The specialists at Battelle have marketed this movement as teacher led. I appreciate that 16 teachers were brought in to help design the model, but 62 percent of teachers in a survey just done by the district are anxious about the approach being promoted in the new compensation model. Only 18 percent share Ms. Dreher’s sense of excitement.
This isn’t just a case of not understanding. It’s a case of some facts not being on the table. After lots of time and money spent we still don’t have any idea how this would affect our pay or how the pay categories will be determined. Other facts are all too clear. The American Statistical Association cautions about the misuse of student test data to attempt to evaluate teachers. Other districts that have tried this have ended up funneling 1 percent of their compensation budget to private consultants for administration of a cumbersome and unproductive system, and costs increased every year. For CHCCS that would equal about $1 million per year, the salaries of the 22 teacher assistants cut last year. The value of the new system to the district might be that it provides a way to control and manipulate what percentage of teachers are allowed to reach different levels of pay. At the May meeting, school board members openly talked about controlling costs of veteran teachers and the value of being able to manipulate pay grades. This seems to directly contradict the goals Ms. Dreher and I agree on.
Thanks to Ms. Dreher for bringing this issue to the public’s attention. It has serious implications for the community and our profession. Many of the problems our nation is grappling with, widening inequality, private vs. public, control of one’s profession, fair compensation, are evident in this debate.
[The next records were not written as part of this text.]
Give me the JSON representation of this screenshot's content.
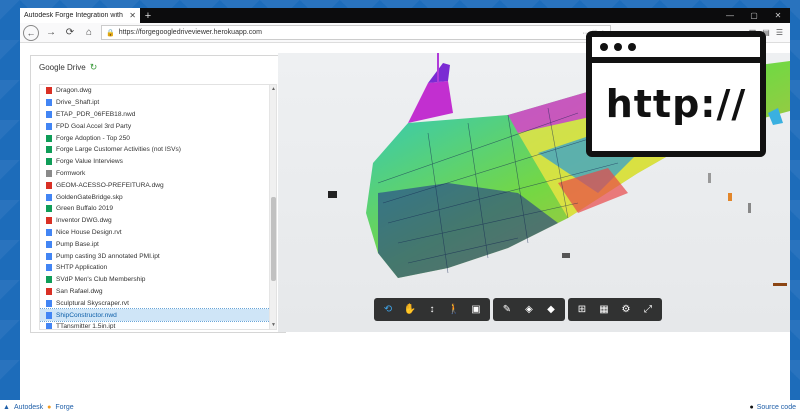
{
  "tab": {
    "title": "Autodesk Forge Integration with G",
    "close": "✕",
    "new": "+"
  },
  "window_controls": [
    "—",
    "▢",
    "✕"
  ],
  "nav": {
    "back": "←",
    "forward": "→",
    "reload": "⟳",
    "home": "⌂",
    "url": "https://forgegoogledriveviewer.herokuapp.com",
    "url_right": "··· ♡ ☆"
  },
  "drive": {
    "title": "Google Drive",
    "files": [
      {
        "name": "Dragon.dwg",
        "color": "#d93025"
      },
      {
        "name": "Drive_Shaft.ipt",
        "color": "#4285f4"
      },
      {
        "name": "ETAP_PDR_06FEB18.nwd",
        "color": "#4285f4"
      },
      {
        "name": "FPD Goal Accel 3rd Party",
        "color": "#4285f4"
      },
      {
        "name": "Forge Adoption - Top 250",
        "color": "#0f9d58"
      },
      {
        "name": "Forge Large Customer Activities (not ISVs)",
        "color": "#0f9d58"
      },
      {
        "name": "Forge Value Interviews",
        "color": "#0f9d58"
      },
      {
        "name": "Formwork",
        "color": "#8a8a8a"
      },
      {
        "name": "GEOM-ACESSO-PREFEITURA.dwg",
        "color": "#d93025"
      },
      {
        "name": "GoldenGateBridge.skp",
        "color": "#4285f4"
      },
      {
        "name": "Green Buffalo 2019",
        "color": "#0f9d58"
      },
      {
        "name": "Inventor DWG.dwg",
        "color": "#d93025"
      },
      {
        "name": "Nice House Design.rvt",
        "color": "#4285f4"
      },
      {
        "name": "Pump Base.ipt",
        "color": "#4285f4"
      },
      {
        "name": "Pump casting 3D annotated PMI.ipt",
        "color": "#4285f4"
      },
      {
        "name": "SHTP Application",
        "color": "#4285f4"
      },
      {
        "name": "SVdP Men's Club Membership",
        "color": "#0f9d58"
      },
      {
        "name": "San Rafael.dwg",
        "color": "#d93025"
      },
      {
        "name": "Sculptural Skyscraper.rvt",
        "color": "#4285f4"
      },
      {
        "name": "ShipConstructor.nwd",
        "color": "#4285f4",
        "selected": true
      },
      {
        "name": "TTansmitter 1.5in.ipt",
        "color": "#4285f4"
      }
    ]
  },
  "http_card": {
    "text": "http://"
  },
  "footer": {
    "left1": "Autodesk",
    "left2": "Forge",
    "right": "Source code"
  }
}
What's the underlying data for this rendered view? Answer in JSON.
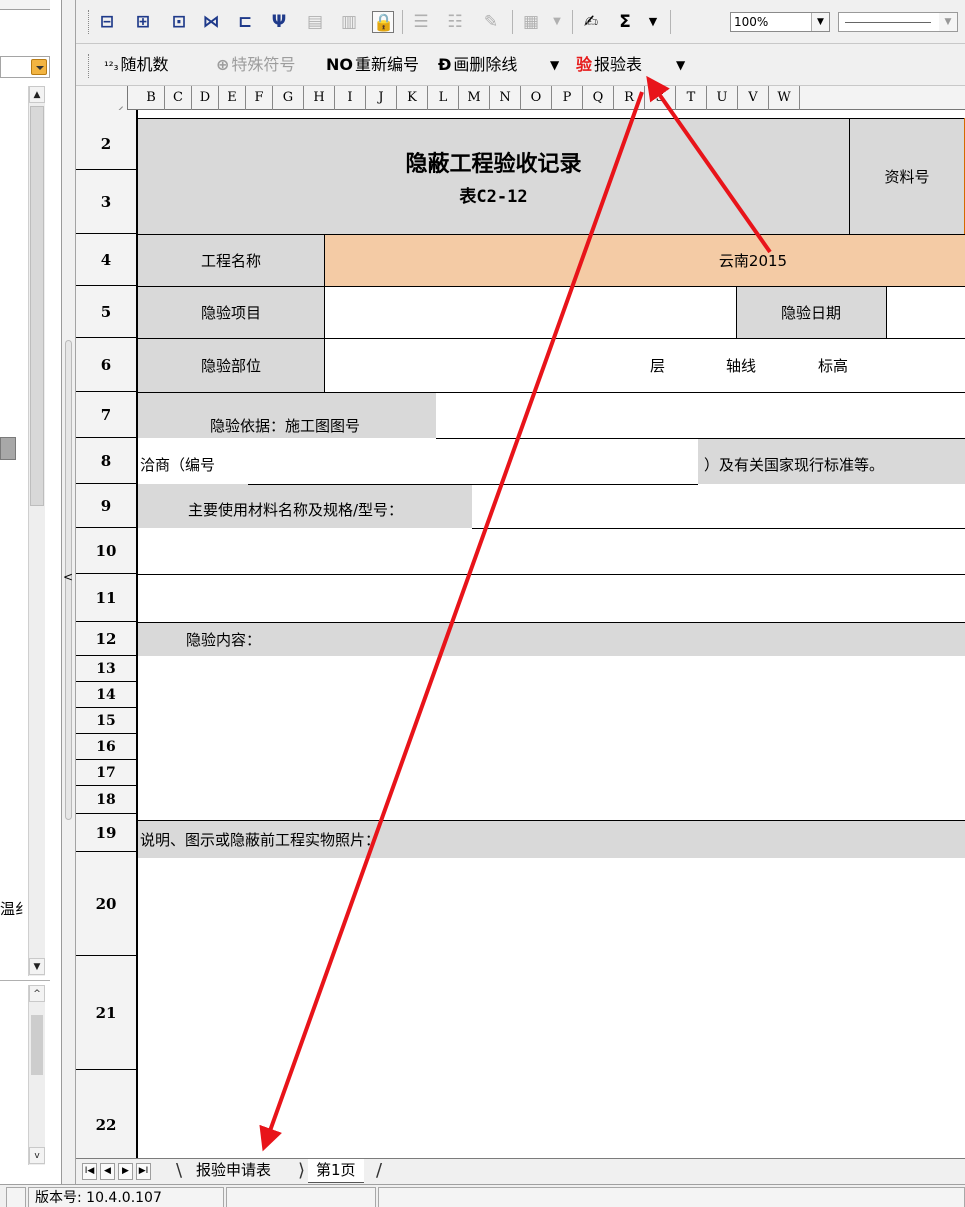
{
  "toolbar1": {
    "zoom": "100%",
    "sum_symbol": "Σ"
  },
  "toolbar2": {
    "random_icon": "¹²₃",
    "random_label": "随机数",
    "special_char_label": "特殊符号",
    "renumber_icon": "NO",
    "renumber_label": "重新编号",
    "strikethrough_icon": "Ð",
    "strikethrough_label": "画删除线",
    "report_icon": "验",
    "report_label": "报验表"
  },
  "columns": [
    "B",
    "C",
    "D",
    "E",
    "F",
    "G",
    "H",
    "I",
    "J",
    "K",
    "L",
    "M",
    "N",
    "O",
    "P",
    "Q",
    "R",
    "S",
    "T",
    "U",
    "V",
    "W"
  ],
  "rows": [
    "2",
    "3",
    "4",
    "5",
    "6",
    "7",
    "8",
    "9",
    "10",
    "11",
    "12",
    "13",
    "14",
    "15",
    "16",
    "17",
    "18",
    "19",
    "20",
    "21",
    "22"
  ],
  "form": {
    "title": "隐蔽工程验收记录",
    "subtitle": "表C2-12",
    "doc_no_label": "资料号",
    "project_name_label": "工程名称",
    "project_name_value": "云南2015",
    "inspection_item_label": "隐验项目",
    "inspection_date_label": "隐验日期",
    "inspection_part_label": "隐验部位",
    "floor_label": "层",
    "axis_label": "轴线",
    "elevation_label": "标高",
    "basis_label": "隐验依据：施工图图号",
    "negotiation_prefix": "洽商（编号",
    "negotiation_suffix": "）及有关国家现行标准等。",
    "materials_label": "主要使用材料名称及规格/型号：",
    "content_label": "隐验内容：",
    "notes_label": "说明、图示或隐蔽前工程实物照片："
  },
  "sheet_tabs": {
    "report_tab": "报验申请表",
    "page1_tab": "第1页"
  },
  "status_bar": {
    "version": "版本号: 10.4.0.107"
  },
  "left_panel": {
    "partial_text": "温纟"
  },
  "colors": {
    "project_cell_bg": "#f4cba5",
    "grey_cell_bg": "#d9d9d9",
    "arrow": "#e8141a"
  }
}
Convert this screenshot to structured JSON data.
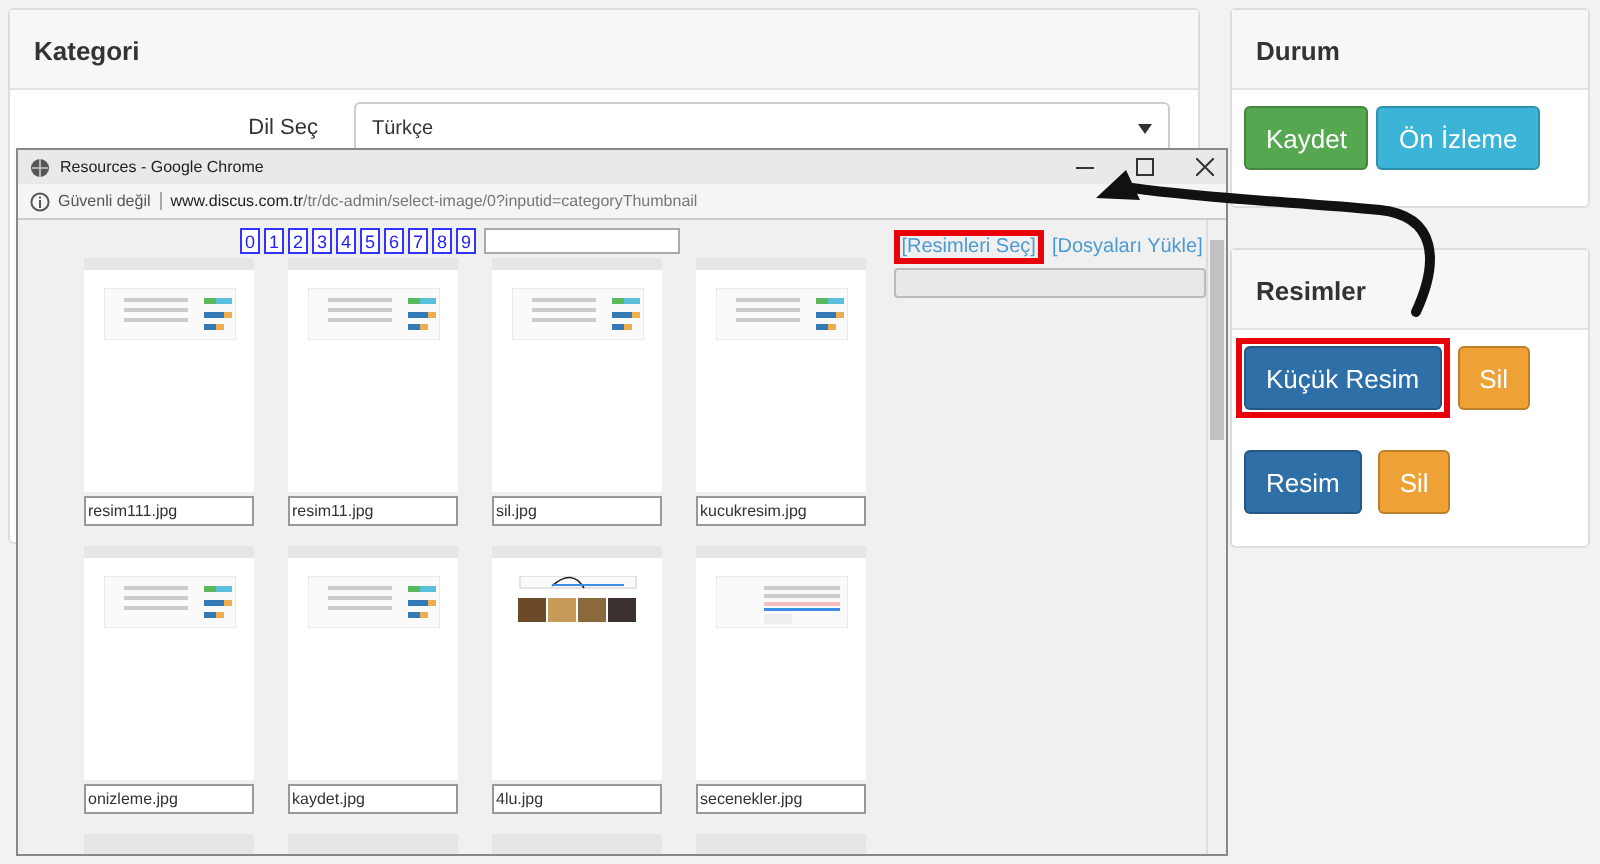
{
  "category_panel": {
    "title": "Kategori",
    "field": {
      "label": "Dil Seç",
      "value": "Türkçe"
    }
  },
  "popup": {
    "title": "Resources - Google Chrome",
    "security": "Güvenli değil",
    "host": "www.discus.com.tr",
    "path": "/tr/dc-admin/select-image/0?inputid=categoryThumbnail",
    "pager": [
      "0",
      "1",
      "2",
      "3",
      "4",
      "5",
      "6",
      "7",
      "8",
      "9"
    ],
    "links": [
      {
        "label": "[Resimleri Seç]",
        "highlighted": true
      },
      {
        "label": "[Dosyaları Yükle]",
        "highlighted": false
      }
    ],
    "files": [
      {
        "name": "resim111.jpg",
        "kind": "form"
      },
      {
        "name": "resim11.jpg",
        "kind": "form"
      },
      {
        "name": "sil.jpg",
        "kind": "form"
      },
      {
        "name": "kucukresim.jpg",
        "kind": "form"
      },
      {
        "name": "onizleme.jpg",
        "kind": "form"
      },
      {
        "name": "kaydet.jpg",
        "kind": "form"
      },
      {
        "name": "4lu.jpg",
        "kind": "photos"
      },
      {
        "name": "secenekler.jpg",
        "kind": "list"
      }
    ]
  },
  "status_panel": {
    "title": "Durum",
    "buttons": [
      {
        "label": "Kaydet",
        "kind": "success"
      },
      {
        "label": "Ön İzleme",
        "kind": "info"
      }
    ]
  },
  "images_panel": {
    "title": "Resimler",
    "rows": [
      {
        "image_button": "Küçük Resim",
        "delete_button": "Sil",
        "highlighted": true
      },
      {
        "image_button": "Resim",
        "delete_button": "Sil",
        "highlighted": false
      }
    ]
  }
}
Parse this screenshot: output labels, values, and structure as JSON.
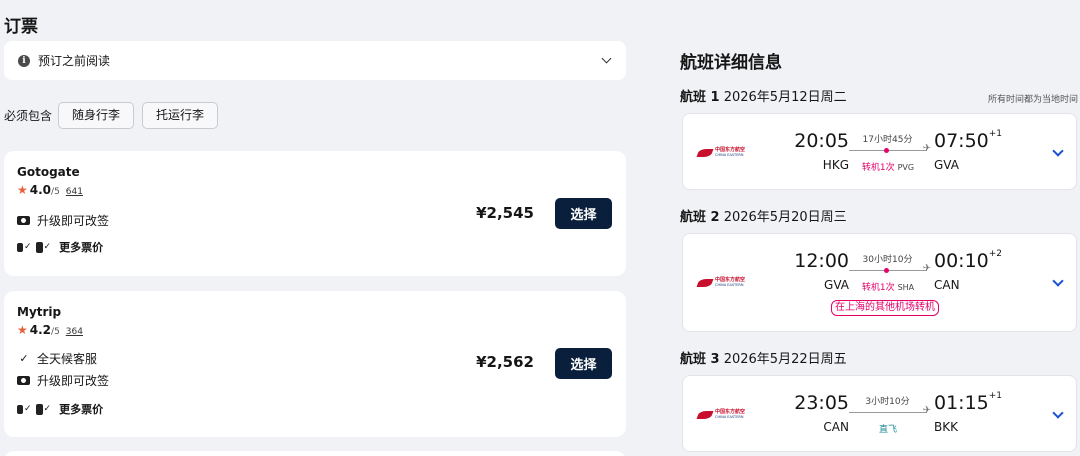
{
  "booking": {
    "title": "订票",
    "notice_label": "预订之前阅读",
    "must_include_label": "必须包含",
    "chips": [
      "随身行李",
      "托运行李"
    ]
  },
  "offers": [
    {
      "agent": "Gotogate",
      "rating": "4.0",
      "rating_max": "/5",
      "reviews": "641",
      "features": [
        "升级即可改签"
      ],
      "more_fares": "更多票价",
      "price": "¥2,545",
      "select_label": "选择"
    },
    {
      "agent": "Mytrip",
      "rating": "4.2",
      "rating_max": "/5",
      "reviews": "364",
      "features": [
        "全天候客服",
        "升级即可改签"
      ],
      "more_fares": "更多票价",
      "price": "¥2,562",
      "select_label": "选择"
    }
  ],
  "details": {
    "title": "航班详细信息",
    "local_time_note": "所有时间都为当地时间",
    "airline": {
      "name_cn": "中国东方航空",
      "name_en": "CHINA EASTERN"
    },
    "segments": [
      {
        "label": "航班 1",
        "date": "2026年5月12日周二",
        "dep_time": "20:05",
        "dep_code": "HKG",
        "arr_time": "07:50",
        "arr_plus": "+1",
        "arr_code": "GVA",
        "duration": "17小时45分",
        "stops": "转机1次",
        "via": "PVG",
        "alert": ""
      },
      {
        "label": "航班 2",
        "date": "2026年5月20日周三",
        "dep_time": "12:00",
        "dep_code": "GVA",
        "arr_time": "00:10",
        "arr_plus": "+2",
        "arr_code": "CAN",
        "duration": "30小时10分",
        "stops": "转机1次",
        "via": "SHA",
        "alert": "在上海的其他机场转机"
      },
      {
        "label": "航班 3",
        "date": "2026年5月22日周五",
        "dep_time": "23:05",
        "dep_code": "CAN",
        "arr_time": "01:15",
        "arr_plus": "+1",
        "arr_code": "BKK",
        "duration": "3小时10分",
        "stops": "直飞",
        "via": "",
        "alert": ""
      }
    ]
  },
  "colors": {
    "primary_button": "#0a1f3c",
    "stop_accent": "#e5006a",
    "direct_accent": "#1a8a9a",
    "rating_star": "#e8603c",
    "expand_chevron": "#1b4fd6"
  },
  "icons": [
    "info-icon",
    "chevron-down-icon",
    "star-icon",
    "phone-icon",
    "check-icon",
    "carry-on-bag-icon",
    "checked-bag-icon",
    "plane-icon",
    "airline-logo"
  ]
}
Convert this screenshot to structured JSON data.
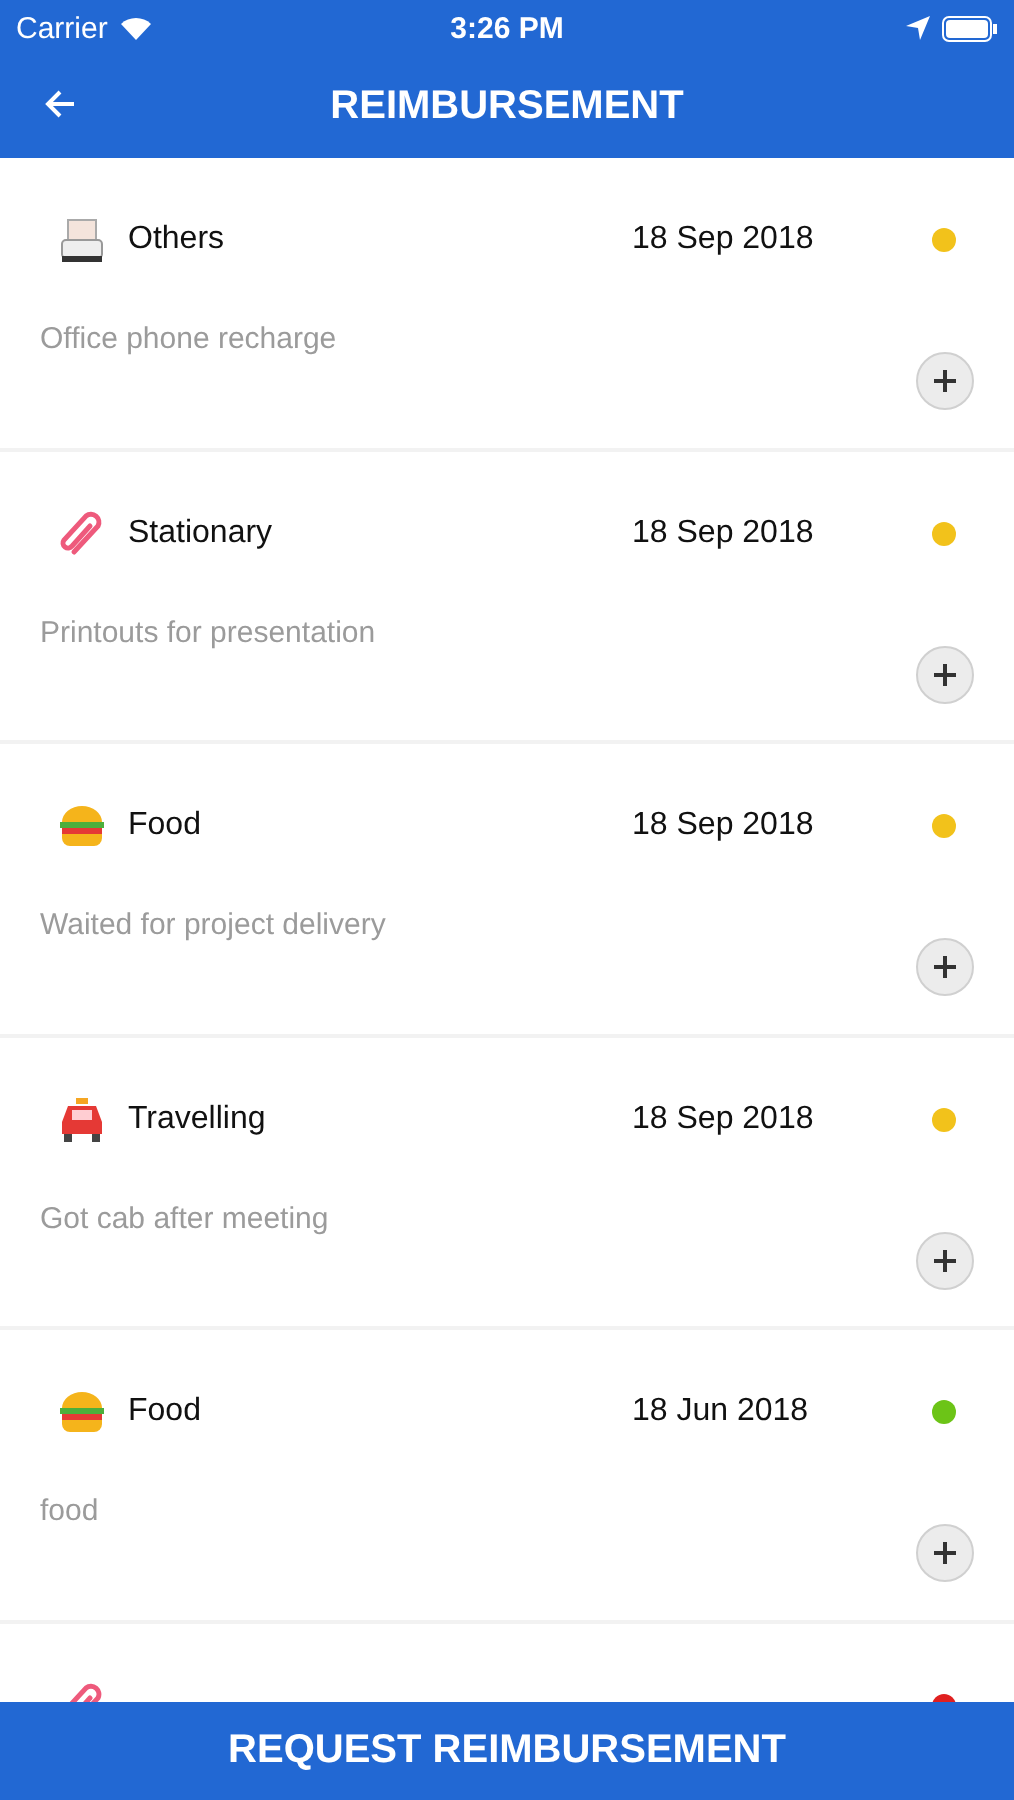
{
  "status_bar": {
    "carrier": "Carrier",
    "time": "3:26 PM"
  },
  "header": {
    "title": "REIMBURSEMENT"
  },
  "claims": [
    {
      "kind": "printer",
      "category": "Others",
      "date": "18 Sep 2018",
      "color": "#f2c21b",
      "description": "Office phone recharge"
    },
    {
      "kind": "paperclip",
      "category": "Stationary",
      "date": "18 Sep 2018",
      "color": "#f2c21b",
      "description": "Printouts for presentation"
    },
    {
      "kind": "burger",
      "category": "Food",
      "date": "18 Sep 2018",
      "color": "#f2c21b",
      "description": "Waited for project delivery"
    },
    {
      "kind": "car",
      "category": "Travelling",
      "date": "18 Sep 2018",
      "color": "#f2c21b",
      "description": "Got cab after meeting"
    },
    {
      "kind": "burger",
      "category": "Food",
      "date": "18 Jun 2018",
      "color": "#6cc417",
      "description": "food"
    },
    {
      "kind": "paperclip",
      "color": "#e02020"
    }
  ],
  "footer_button": {
    "label": "REQUEST REIMBURSEMENT"
  }
}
Certainly we must be able to critically examine the issues and the remedies that will move us forward and leave our children better off when we are gone.
John Montavon lives in Carrboro.